Although Harvey Milk didn't venture into gay activism until the later part of his political career, you would probably be surprised by how much he managed to do in those last few years of his life.
Let's go back to 1976, it's not that long ago. Some of you might have been born then, or your parents were at least. Yet, back then the gay rights movement was something very new and they faced little organised opposition. No 'One Million Moms' or 'Concerned Women of America'. As for the Westboro Baptist Church, they only started attacking LGBT people in 1991.
"So it was easy", one would think. Think again.
Mayor George Moscone of San Francisco had just been elected and keeping his promises like a good honest man, he appointed Milk to the Board of Permit Appeals making him the first openly gay city commissioner in the history of the USA. Despite this promotion, Milk wanted to go further. He was a man who was determined, strong of character and knew never to give up. The Board of Permit Appeals wasn't enough for him, he had California State Assembly in his sights.
At this time, Milk had a lot of support from the Castro Street area of San Francisco, not only that, but the numbers stacked up. He knew he could stand a good chance. In the previous race for supervisor, Milk received more votes than the currently seated assemblyman. But Mayor Moscone, as much as he supported Milk, had made a deal with the assembly speaker that Art Agnos should run for the position instead.
But Milk was determined! Five weeks into his new promotion he announced he would run for the California State Assembly leaving Moscone no other option except to fire him. Milk was left as the underdog in the race, but stayed relentless.
|Reaction one second after the assassination attempt.|
Harvey Milk took on a greater role as a representative of San Francisco's gay community on 22nd September 1975, in the most unlikely of situations, when Sara Jane Moore attempted to assassinate the then-President, George Ford. He was stepping out of his car when Moore raised her gun to shoot him. She shot once and missed, then raised her gun to try again. However, the President's life was saved as Vietnam veteran Oliver Sipple, who was gay, dove in front of her and pushed the gun to the ground. Sipple and Milk had a mutual ex-boyfriend, Joe Campbell. The spotlight was on Milk again, who took advantage of the opportunity to illustrate his cause that public perception of gay people would be improved if they came out of the closet. He told a friend: "It's too good an opportunity. For once we can show that gays do heroic things, not just all that ca-ca about molesting children and hanging out in bathrooms." President Ford sent Sipple a note of thanks for saving his life, but Milk stated that Sipple's sexual orientation was the reason he received only a note, rather than an invitation to the White House.

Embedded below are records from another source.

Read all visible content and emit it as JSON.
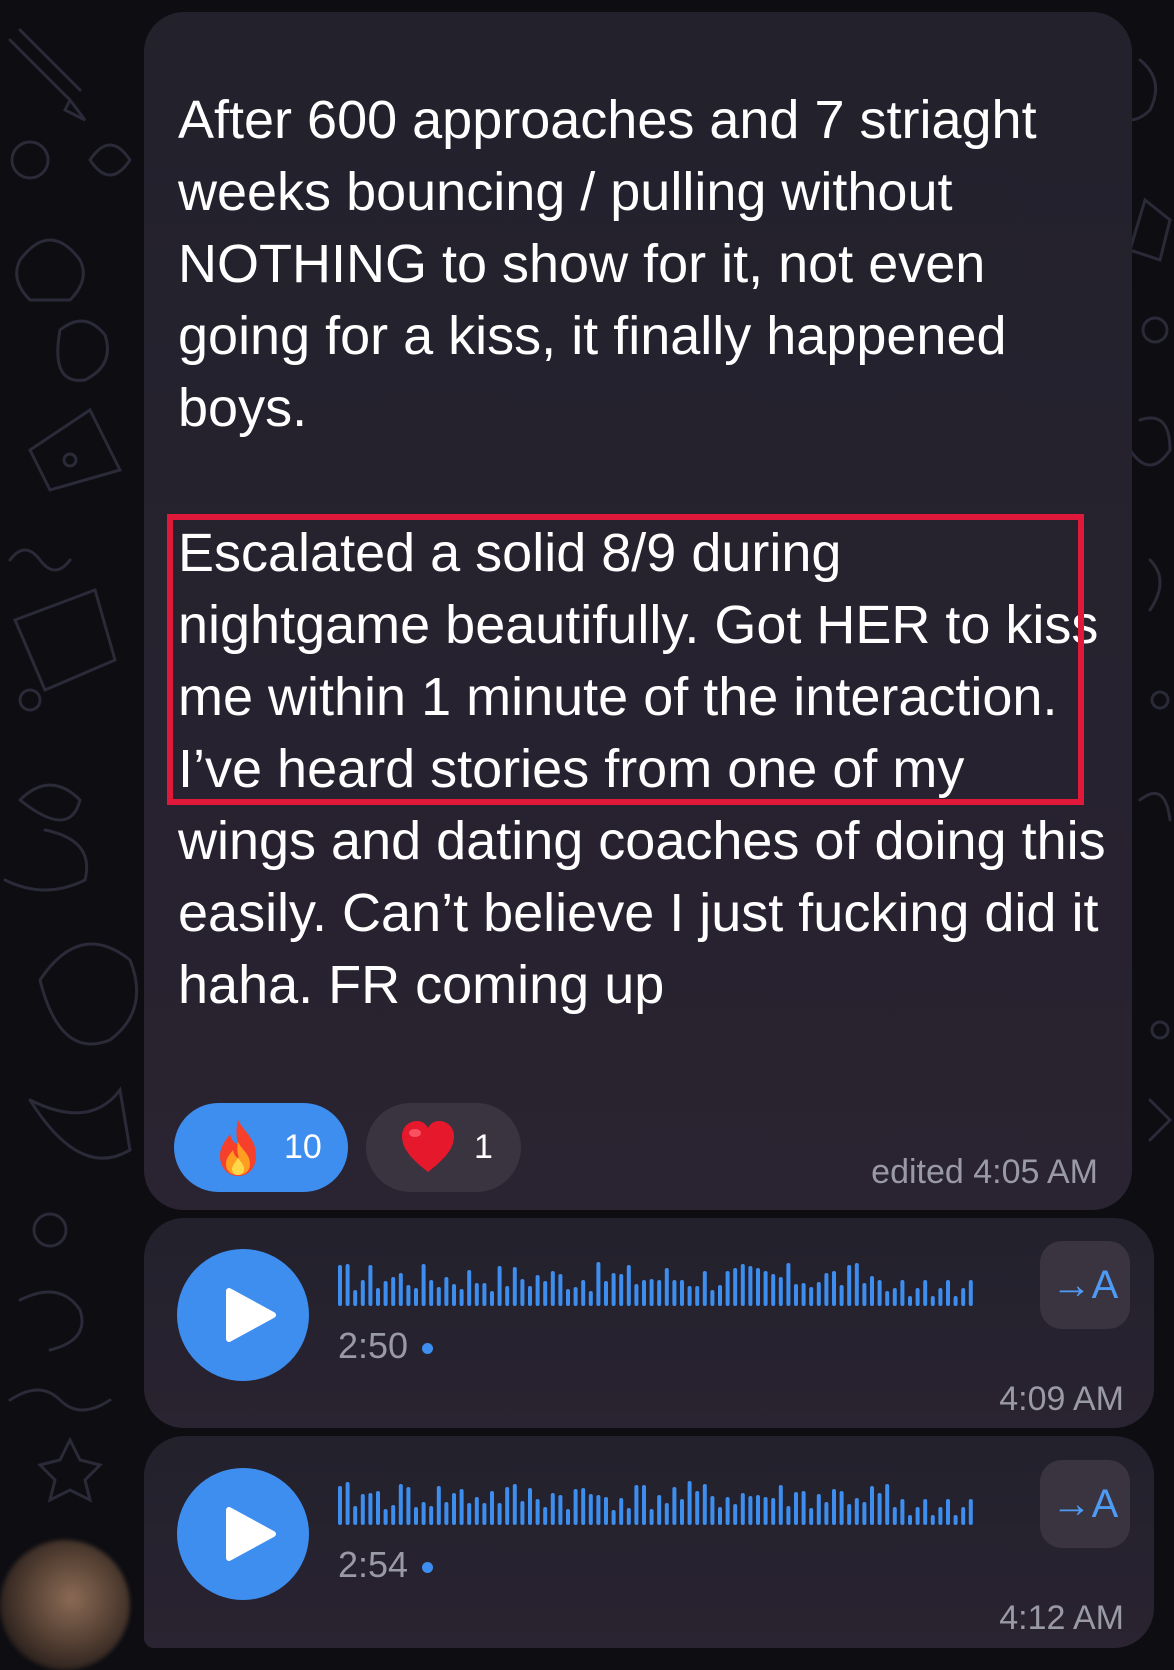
{
  "message": {
    "paragraph1": "After 600 approaches and 7 striaght weeks bouncing / pulling without NOTHING to show for it, not even going for a kiss, it finally happened boys.",
    "paragraph2_highlighted": "Escalated a solid 8/9 during nightgame beautifully. Got HER to kiss me within 1 minute of the interaction. I’ve heard stories from",
    "paragraph2_rest": "one of my wings and dating coaches of doing this easily. Can’t believe I just fucking did it haha. FR coming up",
    "timestamp": "edited 4:05 AM",
    "highlight_color": "#e0183a",
    "reactions": [
      {
        "emoji": "fire",
        "count": "10",
        "selected": true
      },
      {
        "emoji": "red-heart",
        "count": "1",
        "selected": false
      }
    ]
  },
  "voice_messages": [
    {
      "duration": "2:50",
      "timestamp": "4:09 AM",
      "transcribe_label": "→A",
      "unread": true
    },
    {
      "duration": "2:54",
      "timestamp": "4:12 AM",
      "transcribe_label": "→A",
      "unread": true
    }
  ],
  "colors": {
    "accent": "#3e8ef0",
    "bubble": "#26232e",
    "background": "#0d0d12",
    "secondary_text": "#9a9aa6"
  }
}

In the end, the race for State Assembly was close, but Milk lost by fewer than 4,000 votes. At this point he realised that the existing Alice B. Toklas LGBT Democratic Club would never support him in his political aspirations, Milk co-founded the 'Harvey Milk Lesbian, Gay, Bisexual, Transgender Democratic Club' (changed to the 'Harvey Milk Democratic Club' after his assassination). One of their first interventions which asserted their existence was their demonstration at a speech given by Vice-president Walter Mondale in Golden Gate Park on 17th June 1977. When Mondale began talking about human rights in Latin America, demonstrators held up signs demanding a statement on human rights in the US. When a demonstrator verbally challenged Mondale to say something about gay rights, Mondale angrily left the stage.

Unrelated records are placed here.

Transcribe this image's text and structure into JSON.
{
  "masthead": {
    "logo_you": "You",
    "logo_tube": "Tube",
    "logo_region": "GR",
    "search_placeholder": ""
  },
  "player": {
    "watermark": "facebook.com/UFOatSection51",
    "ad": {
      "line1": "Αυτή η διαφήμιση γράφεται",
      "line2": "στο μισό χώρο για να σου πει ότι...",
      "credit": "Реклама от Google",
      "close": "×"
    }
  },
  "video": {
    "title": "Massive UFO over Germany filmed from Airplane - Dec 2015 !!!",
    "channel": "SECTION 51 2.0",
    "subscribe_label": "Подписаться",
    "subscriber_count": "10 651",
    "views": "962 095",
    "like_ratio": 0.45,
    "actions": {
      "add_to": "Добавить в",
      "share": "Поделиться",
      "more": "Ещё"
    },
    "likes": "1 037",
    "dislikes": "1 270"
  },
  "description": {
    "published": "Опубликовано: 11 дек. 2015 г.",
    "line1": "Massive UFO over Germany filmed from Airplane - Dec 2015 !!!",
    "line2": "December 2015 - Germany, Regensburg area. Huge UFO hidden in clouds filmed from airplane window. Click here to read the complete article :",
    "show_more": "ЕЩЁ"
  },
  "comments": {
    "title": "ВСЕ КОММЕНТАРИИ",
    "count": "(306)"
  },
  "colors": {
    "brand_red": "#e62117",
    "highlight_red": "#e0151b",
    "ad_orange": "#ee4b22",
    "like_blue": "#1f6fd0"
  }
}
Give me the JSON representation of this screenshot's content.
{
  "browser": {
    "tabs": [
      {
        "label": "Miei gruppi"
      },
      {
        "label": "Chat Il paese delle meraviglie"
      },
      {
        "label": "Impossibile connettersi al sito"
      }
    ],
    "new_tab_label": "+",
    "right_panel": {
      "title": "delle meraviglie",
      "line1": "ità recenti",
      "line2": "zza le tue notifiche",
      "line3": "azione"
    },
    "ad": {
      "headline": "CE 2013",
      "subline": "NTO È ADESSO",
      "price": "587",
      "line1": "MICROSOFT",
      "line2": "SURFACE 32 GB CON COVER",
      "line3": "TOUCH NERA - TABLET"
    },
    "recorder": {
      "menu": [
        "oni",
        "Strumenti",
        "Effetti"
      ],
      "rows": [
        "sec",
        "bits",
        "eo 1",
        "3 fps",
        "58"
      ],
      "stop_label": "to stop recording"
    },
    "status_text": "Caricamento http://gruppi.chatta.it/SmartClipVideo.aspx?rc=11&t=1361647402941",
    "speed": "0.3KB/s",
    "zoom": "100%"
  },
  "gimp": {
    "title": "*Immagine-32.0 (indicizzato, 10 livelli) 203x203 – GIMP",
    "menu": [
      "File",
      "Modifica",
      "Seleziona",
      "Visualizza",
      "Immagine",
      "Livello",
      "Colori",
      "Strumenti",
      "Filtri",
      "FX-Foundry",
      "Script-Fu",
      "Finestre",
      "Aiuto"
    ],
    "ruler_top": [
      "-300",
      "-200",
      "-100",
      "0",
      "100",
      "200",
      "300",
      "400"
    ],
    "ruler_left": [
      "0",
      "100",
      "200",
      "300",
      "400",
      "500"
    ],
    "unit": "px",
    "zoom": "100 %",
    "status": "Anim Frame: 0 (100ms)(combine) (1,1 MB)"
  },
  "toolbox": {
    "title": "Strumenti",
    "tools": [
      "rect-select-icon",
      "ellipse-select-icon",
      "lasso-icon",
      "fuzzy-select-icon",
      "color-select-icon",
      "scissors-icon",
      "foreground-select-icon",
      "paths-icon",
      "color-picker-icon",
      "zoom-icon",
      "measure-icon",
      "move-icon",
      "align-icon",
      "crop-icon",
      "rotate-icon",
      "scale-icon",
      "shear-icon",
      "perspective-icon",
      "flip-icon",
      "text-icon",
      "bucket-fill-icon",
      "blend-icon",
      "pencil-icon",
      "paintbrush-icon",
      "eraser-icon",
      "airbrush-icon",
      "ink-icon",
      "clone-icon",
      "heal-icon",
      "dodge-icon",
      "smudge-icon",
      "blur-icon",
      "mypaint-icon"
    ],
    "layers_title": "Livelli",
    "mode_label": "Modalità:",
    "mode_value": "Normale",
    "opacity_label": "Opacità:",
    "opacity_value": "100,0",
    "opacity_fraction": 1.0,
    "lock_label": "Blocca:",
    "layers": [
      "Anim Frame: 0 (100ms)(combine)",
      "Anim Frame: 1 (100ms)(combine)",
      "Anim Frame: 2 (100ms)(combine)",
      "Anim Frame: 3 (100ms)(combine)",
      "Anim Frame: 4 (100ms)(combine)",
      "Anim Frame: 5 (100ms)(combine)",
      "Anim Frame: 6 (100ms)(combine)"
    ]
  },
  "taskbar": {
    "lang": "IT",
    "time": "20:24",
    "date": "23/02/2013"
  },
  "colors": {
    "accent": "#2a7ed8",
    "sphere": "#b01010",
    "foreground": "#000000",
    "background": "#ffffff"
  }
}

|Anita doesn't like rhubarb pie apparently!|
This organisation of the beginnings of the LGBT movement sparked more radical reactions from Conservatives. The California Proposition 6, also known as the Briggs Initiative, was sponsored by John Briggs, a conservative state legislator from Orange County. This law, if passed, would ban gays, lesbians and anyone who supported gay rights, from working in California's public schools. Harvey Milk and a group of other activists headed a campaign to challenge the Briggs Initiative with the slogan, "Come out! Come out! Wherever you are!". Gays and lesbians all around California went door to door in their cities and towns to talk about the harm the initiative would cause. One of the main points of the campaign was to show that the gay community is omnipresent even though you may not be able to see it. Hundreds of gay men and lesbians came out of their closets and made lots of noise about who they were and what they stood for. The campaign revealed to the general population that gay people really are "everywhere" and included people they already knew and cared about.

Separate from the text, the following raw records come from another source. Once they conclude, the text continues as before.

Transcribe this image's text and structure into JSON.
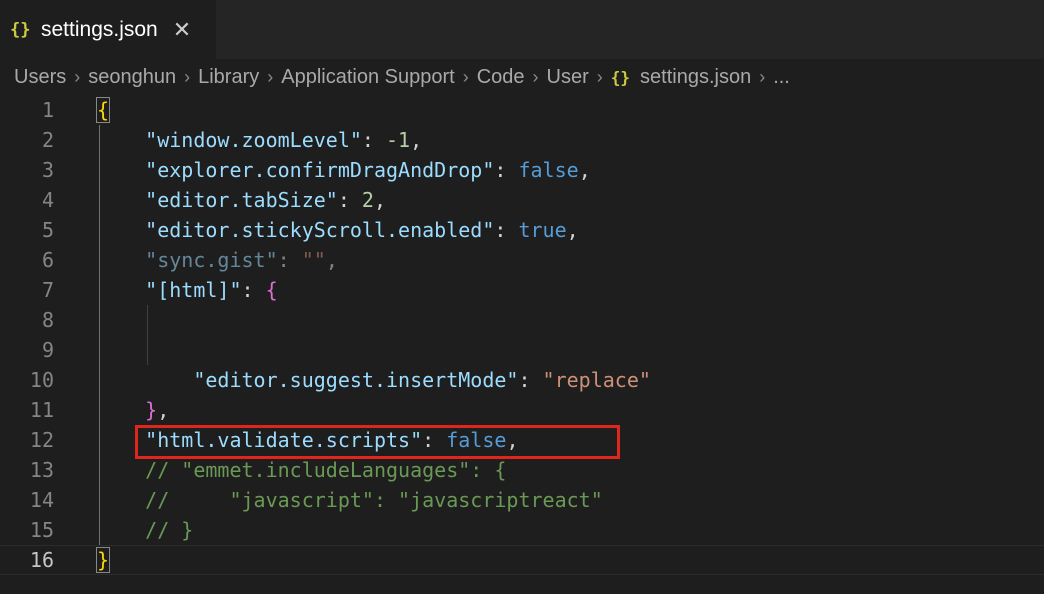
{
  "tab": {
    "icon": "{}",
    "icon_name": "json-braces-icon",
    "label": "settings.json",
    "close": "✕"
  },
  "breadcrumb": {
    "items": [
      "Users",
      "seonghun",
      "Library",
      "Application Support",
      "Code",
      "User"
    ],
    "file_icon": "{}",
    "file": "settings.json",
    "ellipsis": "...",
    "separator": "›"
  },
  "colors": {
    "key": "#9cdcfe",
    "string": "#ce9178",
    "number": "#b5cea8",
    "keyword": "#569cd6",
    "bracket_level1": "#ffd700",
    "bracket_level2": "#da70d6",
    "comment": "#6a9955",
    "highlight_box": "#e0251c"
  },
  "editor": {
    "current_line": 16,
    "highlighted_line": 12,
    "lines": [
      {
        "n": "1",
        "tokens": [
          {
            "t": "{",
            "c": "br1"
          }
        ]
      },
      {
        "n": "2",
        "tokens": [
          {
            "t": "    ",
            "c": "punc"
          },
          {
            "t": "\"window.zoomLevel\"",
            "c": "key"
          },
          {
            "t": ": ",
            "c": "punc"
          },
          {
            "t": "-1",
            "c": "num"
          },
          {
            "t": ",",
            "c": "punc"
          }
        ]
      },
      {
        "n": "3",
        "tokens": [
          {
            "t": "    ",
            "c": "punc"
          },
          {
            "t": "\"explorer.confirmDragAndDrop\"",
            "c": "key"
          },
          {
            "t": ": ",
            "c": "punc"
          },
          {
            "t": "false",
            "c": "kw"
          },
          {
            "t": ",",
            "c": "punc"
          }
        ]
      },
      {
        "n": "4",
        "tokens": [
          {
            "t": "    ",
            "c": "punc"
          },
          {
            "t": "\"editor.tabSize\"",
            "c": "key"
          },
          {
            "t": ": ",
            "c": "punc"
          },
          {
            "t": "2",
            "c": "num"
          },
          {
            "t": ",",
            "c": "punc"
          }
        ]
      },
      {
        "n": "5",
        "tokens": [
          {
            "t": "    ",
            "c": "punc"
          },
          {
            "t": "\"editor.stickyScroll.enabled\"",
            "c": "key"
          },
          {
            "t": ": ",
            "c": "punc"
          },
          {
            "t": "true",
            "c": "kw"
          },
          {
            "t": ",",
            "c": "punc"
          }
        ]
      },
      {
        "n": "6",
        "tokens": [
          {
            "t": "    ",
            "c": "punc"
          },
          {
            "t": "\"sync.gist\"",
            "c": "key dim"
          },
          {
            "t": ": ",
            "c": "punc dim"
          },
          {
            "t": "\"\"",
            "c": "str dim"
          },
          {
            "t": ",",
            "c": "punc dim"
          }
        ]
      },
      {
        "n": "7",
        "tokens": [
          {
            "t": "    ",
            "c": "punc"
          },
          {
            "t": "\"[html]\"",
            "c": "key"
          },
          {
            "t": ": ",
            "c": "punc"
          },
          {
            "t": "{",
            "c": "br2"
          }
        ]
      },
      {
        "n": "8",
        "tokens": []
      },
      {
        "n": "9",
        "tokens": []
      },
      {
        "n": "10",
        "tokens": [
          {
            "t": "        ",
            "c": "punc"
          },
          {
            "t": "\"editor.suggest.insertMode\"",
            "c": "key"
          },
          {
            "t": ": ",
            "c": "punc"
          },
          {
            "t": "\"replace\"",
            "c": "str"
          }
        ]
      },
      {
        "n": "11",
        "tokens": [
          {
            "t": "    ",
            "c": "punc"
          },
          {
            "t": "}",
            "c": "br2"
          },
          {
            "t": ",",
            "c": "punc"
          }
        ]
      },
      {
        "n": "12",
        "tokens": [
          {
            "t": "    ",
            "c": "punc"
          },
          {
            "t": "\"html.validate.scripts\"",
            "c": "key"
          },
          {
            "t": ": ",
            "c": "punc"
          },
          {
            "t": "false",
            "c": "kw"
          },
          {
            "t": ",",
            "c": "punc"
          }
        ]
      },
      {
        "n": "13",
        "tokens": [
          {
            "t": "    ",
            "c": "punc"
          },
          {
            "t": "// \"emmet.includeLanguages\": {",
            "c": "cm"
          }
        ]
      },
      {
        "n": "14",
        "tokens": [
          {
            "t": "    ",
            "c": "punc"
          },
          {
            "t": "//     \"javascript\": \"javascriptreact\"",
            "c": "cm"
          }
        ]
      },
      {
        "n": "15",
        "tokens": [
          {
            "t": "    ",
            "c": "punc"
          },
          {
            "t": "// }",
            "c": "cm"
          }
        ]
      },
      {
        "n": "16",
        "tokens": [
          {
            "t": "}",
            "c": "br1"
          }
        ]
      }
    ]
  }
}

Log Cabin Republicans' rallying point to oppose the Briggs Initiative. The Log Cabin Club then lobbied Republican officials, such as Reagan, to oppose the measure. Governor Reagan said "Whatever else it is, homosexuality is not a contagious disease like the measles. Prevailing scientific opinion is that an individual's sexuality is determined at a very early age and that a child's teachers do not really influence this."
It's thanks to Milk's work that former-President George Ford, then-President Jimmy Carter, and future-President Ronald Reagan all opposed the Briggs Initiative and on 7th November 1978, the initiative was defeated with 58.4% voting against it, and it even lost in Briggs' own Orange County, a conservative stronghold.
|Proposition 6 (The Briggs Initiative)|
|Invalid or blank votes||339,797||4.7%|
So what did Harvey Milk do for us? He helped us exist.